There were more than 83,000 deaths attributed to drug overdoses in the United States in the 12 months ending in June 2020. This is the highest number of overdose deaths ever recorded in a 12-month period, HHS said in a press release, which cited data from the Centers for Disease Control and Prevention.
In a tweet about the new policy, Peter Grinspoon, MD, a Boston internist and author of the memoir “Free Refills: A Doctor Confronts His Addiction,” contrasted the relative ease with which clinicians can give medicines that carry a risk for abuse with the challenge that has existed in trying to provide patients with buprenorphine.
“Absolutely insane that we need a special waiver for buprenorphine to TREAT opioid addiction, but not to prescribe oxycodone, Vicodin, etc., which can get people in trouble in the first place!!” Grinspoon tweeted.
If true, this is fantastic! Absolutely insane that we need a special waiver for buprenorphine to TREAT opioid addiction, but not to prescribe oxycodone, Vicodin, etc., which can get people in trouble in the first place!! https://t.co/u12YGDQcyH

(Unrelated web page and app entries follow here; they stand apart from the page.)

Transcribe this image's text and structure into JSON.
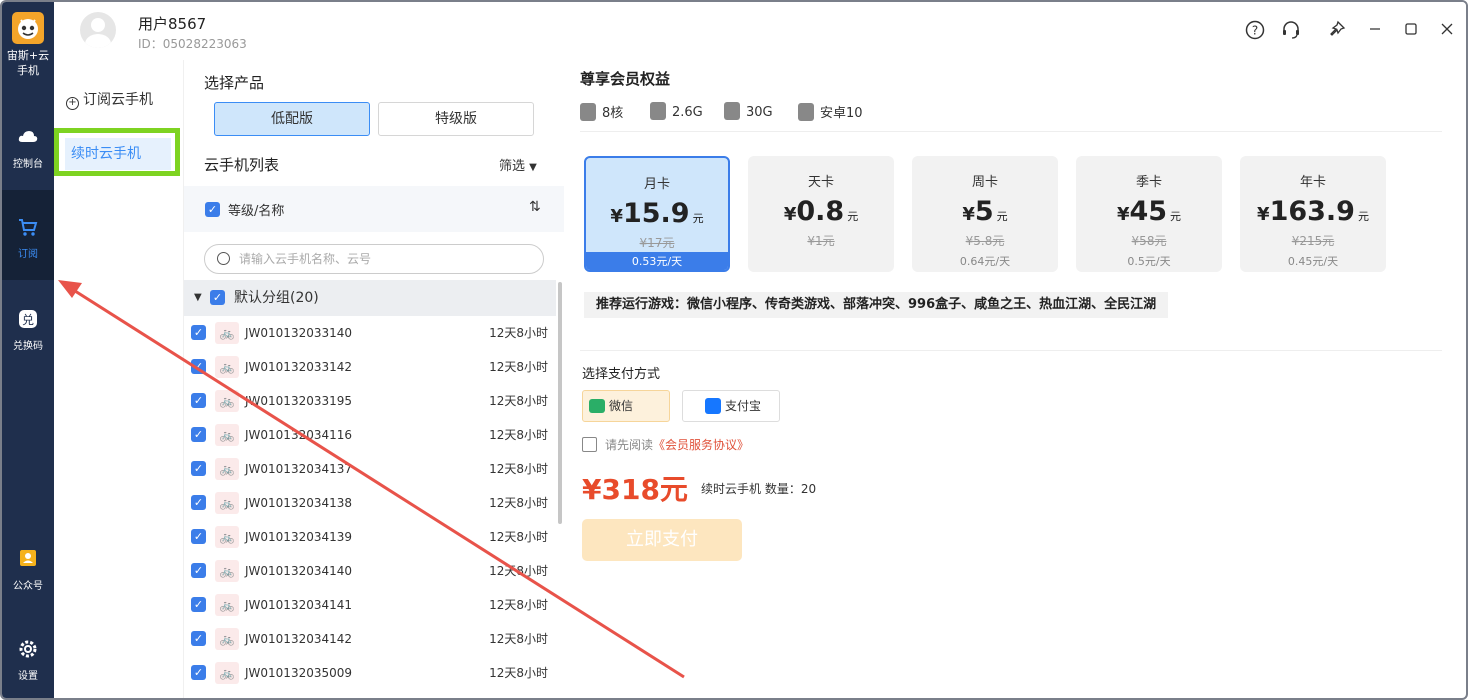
{
  "rail": {
    "logo_label": "宙斯+云手机",
    "items": [
      {
        "label": "控制台",
        "icon": "cloud-icon"
      },
      {
        "label": "订阅",
        "icon": "cart-icon"
      },
      {
        "label": "兑换码",
        "icon": "redeem-icon"
      },
      {
        "label": "公众号",
        "icon": "official-account-icon"
      },
      {
        "label": "设置",
        "icon": "gear-icon"
      }
    ]
  },
  "header": {
    "username": "用户8567",
    "user_id": "ID：05028223063"
  },
  "nav": {
    "subscribe": "订阅云手机",
    "renew": "续时云手机"
  },
  "product": {
    "title": "选择产品",
    "versions": [
      "低配版",
      "特级版"
    ]
  },
  "list": {
    "title": "云手机列表",
    "filter": "筛选",
    "header": "等级/名称",
    "search_placeholder": "请输入云手机名称、云号",
    "group": "默认分组(20)",
    "rows": [
      {
        "id": "JW010132033140",
        "time": "12天8小时"
      },
      {
        "id": "JW010132033142",
        "time": "12天8小时"
      },
      {
        "id": "JW010132033195",
        "time": "12天8小时"
      },
      {
        "id": "JW010132034116",
        "time": "12天8小时"
      },
      {
        "id": "JW010132034137",
        "time": "12天8小时"
      },
      {
        "id": "JW010132034138",
        "time": "12天8小时"
      },
      {
        "id": "JW010132034139",
        "time": "12天8小时"
      },
      {
        "id": "JW010132034140",
        "time": "12天8小时"
      },
      {
        "id": "JW010132034141",
        "time": "12天8小时"
      },
      {
        "id": "JW010132034142",
        "time": "12天8小时"
      },
      {
        "id": "JW010132035009",
        "time": "12天8小时"
      }
    ]
  },
  "benefits": {
    "title": "尊享会员权益",
    "specs": [
      "8核",
      "2.6G",
      "30G",
      "安卓10"
    ]
  },
  "cards": [
    {
      "name": "月卡",
      "price": "15.9",
      "unit": "元",
      "orig": "¥17元",
      "day": "0.53元/天",
      "selected": true
    },
    {
      "name": "天卡",
      "price": "0.8",
      "unit": "元",
      "orig": "¥1元",
      "day": "",
      "selected": false
    },
    {
      "name": "周卡",
      "price": "5",
      "unit": "元",
      "orig": "¥5.8元",
      "day": "0.64元/天",
      "selected": false
    },
    {
      "name": "季卡",
      "price": "45",
      "unit": "元",
      "orig": "¥58元",
      "day": "0.5元/天",
      "selected": false
    },
    {
      "name": "年卡",
      "price": "163.9",
      "unit": "元",
      "orig": "¥215元",
      "day": "0.45元/天",
      "selected": false
    }
  ],
  "currency": "¥",
  "recommend": "推荐运行游戏：微信小程序、传奇类游戏、部落冲突、996盒子、咸鱼之王、热血江湖、全民江湖",
  "payment": {
    "title": "选择支付方式",
    "wechat": "微信",
    "alipay": "支付宝",
    "agree_prefix": "请先阅读",
    "agree_link": "《会员服务协议》",
    "total": "¥318元",
    "total_desc": "续时云手机 数量：20",
    "pay_now": "立即支付"
  },
  "colors": {
    "rail_bg": "#1f2f4d",
    "accent": "#3b7de9",
    "highlight_box": "#7ed321",
    "price_red": "#e84b2b",
    "annotation_arrow": "#e8534a"
  }
}
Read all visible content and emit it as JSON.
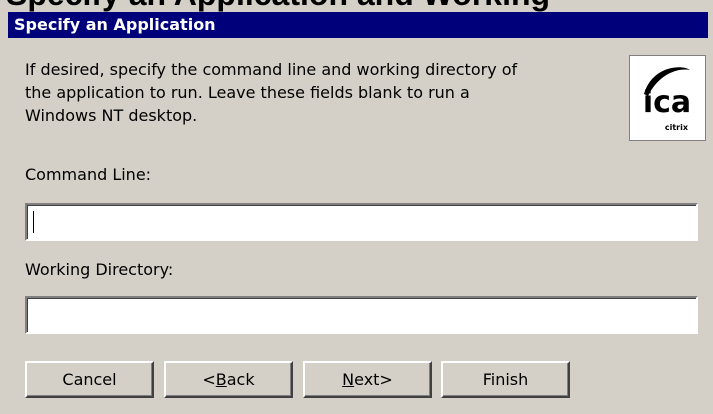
{
  "page": {
    "heading": "Specify an Application and Working"
  },
  "dialog": {
    "title": "Specify an Application",
    "instructions": [
      "If desired, specify the command line and working directory of",
      "the application to run. Leave these fields blank to run a",
      "Windows NT desktop."
    ],
    "logo": {
      "icon": "ica-citrix-logo",
      "wordmark": "ica",
      "brand": "citrix"
    }
  },
  "form": {
    "command_line": {
      "label": "Command Line:",
      "value": ""
    },
    "working_directory": {
      "label": "Working Directory:",
      "value": ""
    }
  },
  "buttons": {
    "cancel": {
      "label": "Cancel"
    },
    "back": {
      "prefix": "<",
      "mnemonic": "B",
      "rest": "ack"
    },
    "next": {
      "mnemonic": "N",
      "rest": "ext>"
    },
    "finish": {
      "label": "Finish"
    }
  },
  "colors": {
    "title_bar": "#00007a",
    "face": "#d4d0c8",
    "field": "#ffffff"
  }
}
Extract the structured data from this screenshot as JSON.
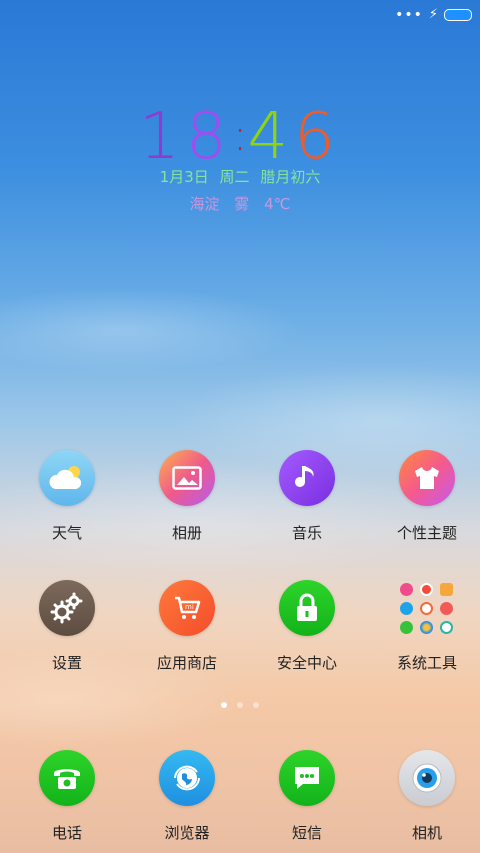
{
  "status_bar": {
    "signal": "•••",
    "charging": "⚡"
  },
  "clock": {
    "d1": "1",
    "d2": "8",
    "colon": ":",
    "d3": "4",
    "d4": "6",
    "colors": [
      "#8e3bd1",
      "#a24cf0",
      "#d6161b",
      "#8fd40c",
      "#ef5b2a"
    ]
  },
  "date": {
    "md": "1月3日",
    "weekday": "周二",
    "lunar": "腊月初六"
  },
  "weather": {
    "location": "海淀",
    "condition": "雾",
    "temp": "4℃"
  },
  "apps_row1": [
    {
      "label": "天气",
      "icon": "weather-icon"
    },
    {
      "label": "相册",
      "icon": "gallery-icon"
    },
    {
      "label": "音乐",
      "icon": "music-icon"
    },
    {
      "label": "个性主题",
      "icon": "theme-icon"
    }
  ],
  "apps_row2": [
    {
      "label": "设置",
      "icon": "settings-icon"
    },
    {
      "label": "应用商店",
      "icon": "app-store-icon"
    },
    {
      "label": "安全中心",
      "icon": "security-icon"
    },
    {
      "label": "系统工具",
      "icon": "tools-folder-icon"
    }
  ],
  "dock": [
    {
      "label": "电话",
      "icon": "phone-icon"
    },
    {
      "label": "浏览器",
      "icon": "browser-icon"
    },
    {
      "label": "短信",
      "icon": "sms-icon"
    },
    {
      "label": "相机",
      "icon": "camera-icon"
    }
  ],
  "pager": {
    "pages": 3,
    "active": 1
  }
}
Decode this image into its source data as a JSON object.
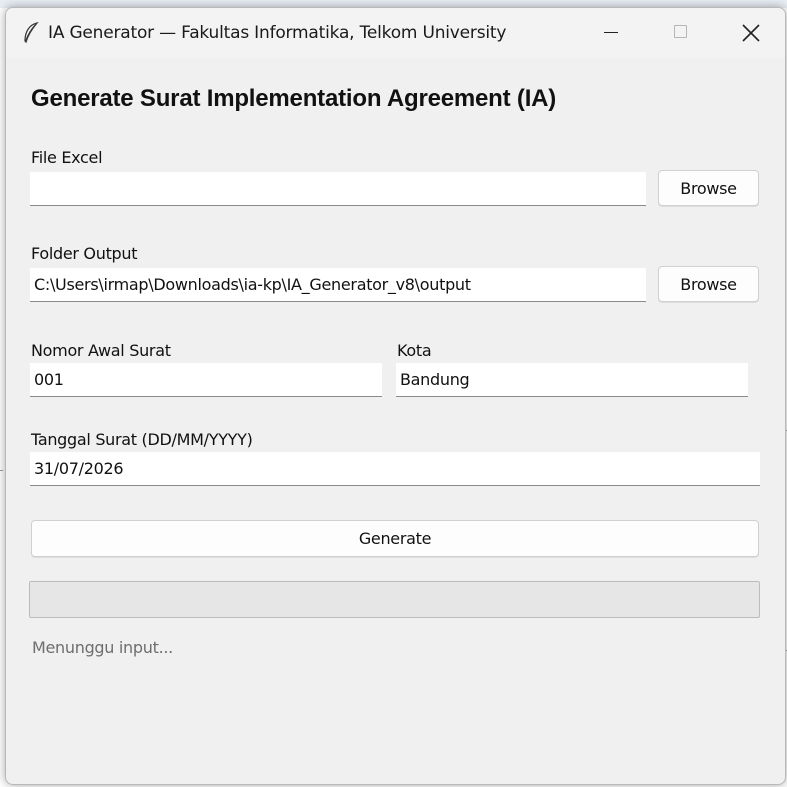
{
  "window": {
    "title": "IA Generator — Fakultas Informatika, Telkom University"
  },
  "form": {
    "heading": "Generate Surat Implementation Agreement (IA)",
    "file_excel": {
      "label": "File Excel",
      "value": "",
      "browse_label": "Browse"
    },
    "folder_output": {
      "label": "Folder Output",
      "value": "C:\\Users\\irmap\\Downloads\\ia-kp\\IA_Generator_v8\\output",
      "browse_label": "Browse"
    },
    "nomor_awal": {
      "label": "Nomor Awal Surat",
      "value": "001"
    },
    "kota": {
      "label": "Kota",
      "value": "Bandung"
    },
    "tanggal": {
      "label": "Tanggal Surat (DD/MM/YYYY)",
      "value": "31/07/2026"
    },
    "generate_label": "Generate",
    "progress_percent": 0,
    "status": "Menunggu input..."
  },
  "icons": {
    "app": "feather-icon",
    "minimize": "minimize-icon",
    "maximize": "maximize-icon",
    "close": "close-icon"
  }
}
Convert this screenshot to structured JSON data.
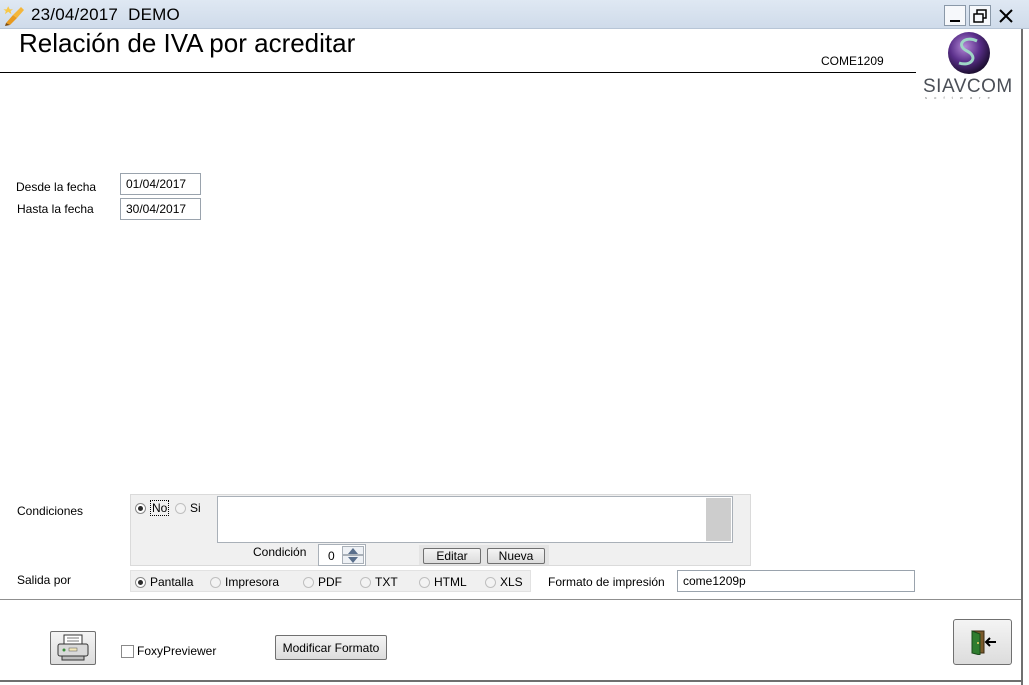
{
  "window": {
    "date": "23/04/2017",
    "company": "DEMO"
  },
  "header": {
    "title": "Relación de IVA por acreditar",
    "code": "COME1209",
    "logo_text": "SIAVCOM",
    "logo_subtext": "s o f t w a r e"
  },
  "dates": {
    "from_label": "Desde la fecha",
    "from_value": "01/04/2017",
    "to_label": "Hasta la fecha",
    "to_value": "30/04/2017"
  },
  "conditions": {
    "label": "Condiciones",
    "option_no": "No",
    "option_si": "Si",
    "condition_label": "Condición",
    "condition_value": "0",
    "edit_button": "Editar",
    "new_button": "Nueva"
  },
  "output": {
    "label": "Salida por",
    "options": [
      "Pantalla",
      "Impresora",
      "PDF",
      "TXT",
      "HTML",
      "XLS"
    ],
    "selected": "Pantalla",
    "format_label": "Formato de impresión",
    "format_value": "come1209p"
  },
  "footer": {
    "foxy_label": "FoxyPreviewer",
    "modify_format_button": "Modificar Formato"
  },
  "icons": {
    "app": "pencil-star-icon",
    "print": "printer-icon",
    "exit": "exit-door-icon"
  },
  "colors": {
    "titlebar": "#d5e0ee",
    "logo": "#4b2a77",
    "exit_door": "#2f7d2f"
  }
}
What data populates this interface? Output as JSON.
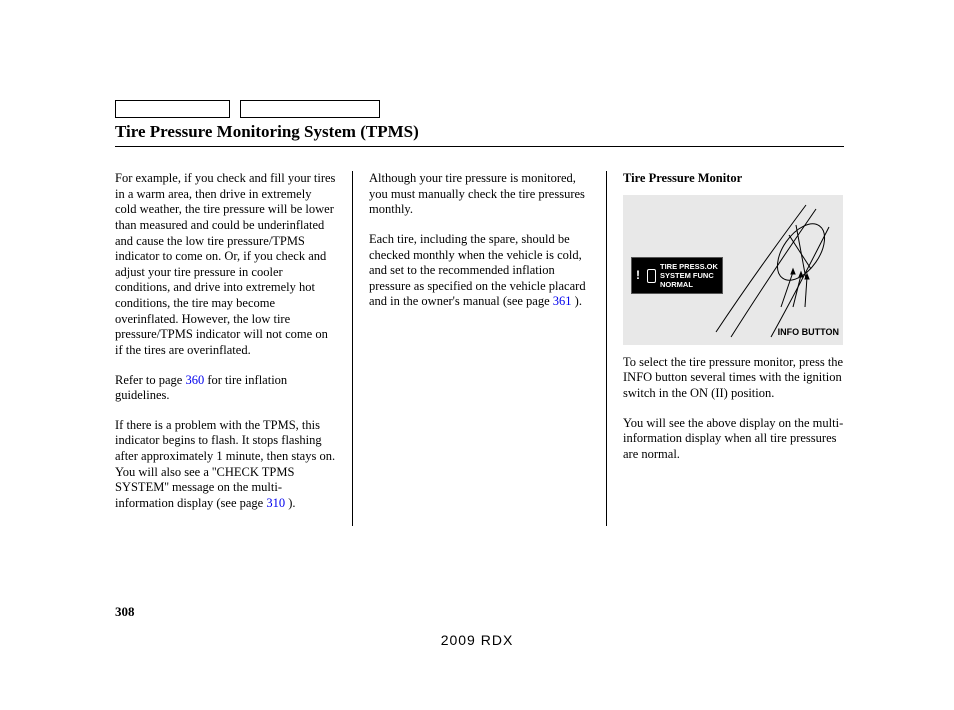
{
  "title": "Tire Pressure Monitoring System (TPMS)",
  "col1": {
    "p1": "For example, if you check and fill your tires in a warm area, then drive in extremely cold weather, the tire pressure will be lower than measured and could be underinflated and cause the low tire pressure/TPMS indicator to come on. Or, if you check and adjust your tire pressure in cooler conditions, and drive into extremely hot conditions, the tire may become overinflated. However, the low tire pressure/TPMS indicator will not come on if the tires are overinflated.",
    "p2a": "Refer to page ",
    "p2link": "360",
    "p2b": " for tire inflation guidelines.",
    "p3a": "If there is a problem with the TPMS, this indicator begins to flash. It stops flashing after approximately 1 minute, then stays on. You will also see a ''CHECK TPMS SYSTEM'' message on the multi-information display (see page ",
    "p3link": "310",
    "p3b": " )."
  },
  "col2": {
    "p1": "Although your tire pressure is monitored, you must manually check the tire pressures monthly.",
    "p2a": "Each tire, including the spare, should be checked monthly when the vehicle is cold, and set to the recommended inflation pressure as specified on the vehicle placard and in the owner's manual (see page",
    "p2link": " 361",
    "p2b": " )."
  },
  "col3": {
    "heading": "Tire Pressure Monitor",
    "display": {
      "line1": "TIRE PRESS.OK",
      "line2": "SYSTEM FUNC",
      "line3": "NORMAL"
    },
    "info_label": "INFO BUTTON",
    "p1": "To select the tire pressure monitor, press the INFO button several times with the ignition switch in the ON (II) position.",
    "p2": "You will see the above display on the multi-information display when all tire pressures are normal."
  },
  "page_number": "308",
  "model": "2009  RDX"
}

— Peter Grinspoon MD (@Peter_Grinspoon) January 14, 2021
Patrice Harris, MD, chair of the AMA’s Opioid Task Force and the organization’s immediate past president, said removing the X-waiver requirement can help lessen the stigma associated with this OUD treatment. The AMA had urged HHS to change the regulation.
“With this change, office-based physicians and physician-led teams working with patients to manage their other medical conditions can also treat them for their opioid use disorder without being subjected to a separate and burdensome regulatory regime,” Harris said in the AMA statement.
Researchers have in recent years sought to highlight what they described as missed opportunities for OUD treatment due to the need for the X-waiver.
Buprenorphine is a cost-effective treatment for opioid use disorder, which reduces the risk of injection-related infections and mortality risk, notes a study published online last month in JAMA Network Open.
However, results showed that fewer than 2% of obstetrician-gynecologists who examined women enrolled in Medicaid were trained to prescribe buprenorphine. The study, which was based on data from 31, 211 ob/gyns who accepted Medicaid insurance, was created to quantify how many were on the list of Drug Addiction Treatment Act buprenorphine-waived clinicians.
The Drug Addiction Treatment Act has required 8 hours of training for physicians and 24 hours for nurse practitioners and physician assistants for the X-waiver needed to prescribe buprenorphine, the investigators report.
“X the X-Waiver”
Only 10% of recent family residency graduates reported being adequately trained to prescribe buprenorphine and only 7% reported actually prescribing the drug, write Kevin Fiscella, MD, University of Rochester Medical Center, Rochester, New York, and colleagues in a 2018 Viewpoint article published in JAMA Psychiatry .
In the article, which was subtitled “X the X Waiver,” they called for deregulation of buprenorphine as a way of mainstreaming treatment for OUD.
“The DATA 2000 has failed — too few physicians have obtained X-waivers,” the authors write. “Regulations reinforce the stigma surrounding buprenorphine prescribers and patients who receive it while constraining access and discouraging patient engagement and retention in treatment.”
The change, announced January 14, leaves in place restrictions on prescribing for clinicians other than physicians. On a call with reporters, Adm. Brett P. Giroir, MD, assistant secretary for health, suggested that federal officials should take further steps to remove hurdles to buprenorphine prescriptions.
“Many people will say this has gone too far,” Giroir said of the drive to end the X-waiver for clinicians. “But I believe more people will say this has not gone far enough.”